The OPEN minute newsletter / COVID-19 in Neonates and Infants
January 12, 2023

COVID-19 in Neonates and Infants

Coronavirus disease 2019 is caused by severe acute respiratory syndrome coronavirus 2 (SARS-CoV-2). Although children seem to have less severe clinical symptoms of the disease, the potential harm of this disease remains largely unknown, especially in neonates. The data suggest that severe illness is more common in neonates and infants than in older children.

According to the CDC’s latest publications, the incubation period of SARS-CoV-2 is about the same for children as in adults, at 2-14 days with an average of 6 days. Signs or symptoms of COVID-19 in children include fever, fatigue, myalgia, cough, nasal congestion or rhinorrhea, poor appetite or feeding, shortness of breath, or difficulty breathing.
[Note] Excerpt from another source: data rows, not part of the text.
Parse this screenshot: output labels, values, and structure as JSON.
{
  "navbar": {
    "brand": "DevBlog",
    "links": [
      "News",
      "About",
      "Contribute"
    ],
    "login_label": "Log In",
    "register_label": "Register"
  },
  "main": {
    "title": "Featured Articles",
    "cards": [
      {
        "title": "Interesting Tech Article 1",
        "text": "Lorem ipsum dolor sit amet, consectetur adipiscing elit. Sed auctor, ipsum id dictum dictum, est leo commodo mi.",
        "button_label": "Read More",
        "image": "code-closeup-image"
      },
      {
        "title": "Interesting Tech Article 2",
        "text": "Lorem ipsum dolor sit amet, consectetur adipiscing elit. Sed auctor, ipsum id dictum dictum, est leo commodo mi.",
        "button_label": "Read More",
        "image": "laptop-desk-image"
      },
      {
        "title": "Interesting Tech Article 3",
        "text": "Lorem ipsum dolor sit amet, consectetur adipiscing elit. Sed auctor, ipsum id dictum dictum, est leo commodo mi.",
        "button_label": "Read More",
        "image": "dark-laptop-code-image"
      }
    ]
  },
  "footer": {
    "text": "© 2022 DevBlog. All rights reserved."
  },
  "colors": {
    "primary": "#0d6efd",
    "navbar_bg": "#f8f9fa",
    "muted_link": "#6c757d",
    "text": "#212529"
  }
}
There were more than 200 neonates and infants with positive Covid19 PCR tests hospitalized in our clinic during the 2020-2021 years. The most frequent symptoms were fever, cough, dyspnea, catarrhal signs, vomiting, loss of appetite, and weakness. 74.2% were diagnosed with nasopharyngitis, 13.6 % had bronchiolitis, 10.6% had pneumonia, and 1.5% had enterocolitis. Although most of the hospitalized cases were mild or moderate, there were 3 cases of ischemic stroke among neonates, 2 cases of severe thrombocytopenia, and a few cases of reactive thrombocytosis.

Data from our clinic about the clinical characteristics of Covid19 among neonates and infants is identical to the international data, and the mortality rate is very low in this age group.

Despite intense research, it remains unclear why neonates mainly experience mild symptoms and have lower mortality rates. The presence of a few severe cases identifies the necessity of further follow-up of this age group of Covid-19 infected patients.


Hope this helps!


Best regards,

Anahit Grigoryan, Pediatric department N1, Muratsan University Hospital

References and Resources
  • National Center for Immunization and Respiratory Diseases (NCIRD), Division of Viral Diseases. Information for pediatric healthcare providers. Centers for Disease Control and Prevention. October 19, 2022. Accessed December 28, 2022.
  • Children and COVID-19: state-level data report. American Academy of Pediatrics (AAP). Updated December 22, 2022. Accessed December 28, 2022.
  • Hoang A, Chorath K, Moreira A, et al. COVID-19 in 7780 pediatric patients: A systematic review. EClinicalMedicine. 2020;24:100433. Published 2020 Jun 26. doi:10.1016/j.eclinm.2020.100433
  • Bellino S, Punzo O, Rota MC, et al. COVID-19 Disease Severity Risk Factors for Pediatric Patients in Italy. Pediatrics. 2020;146(4):e2020009399. doi:10.1542/peds.2020-009399
  • Kitano T, Kitano M, Krueger C, et al. The differential impact of pediatric COVID-19 between high-income countries and low- and middle-income countries: A systematic review of fatality and ICU admission in children worldwide. PLoS One. 2021;16(1):e0246326. Published 2021 Jan 29. doi:10.1371/journal.pone.0246326
  • Image Source: “A new born baby” by is licensed under Freepik License.
OPEN Recommended Reading

Subscribe to Our Newsletter

"*" indicates required fields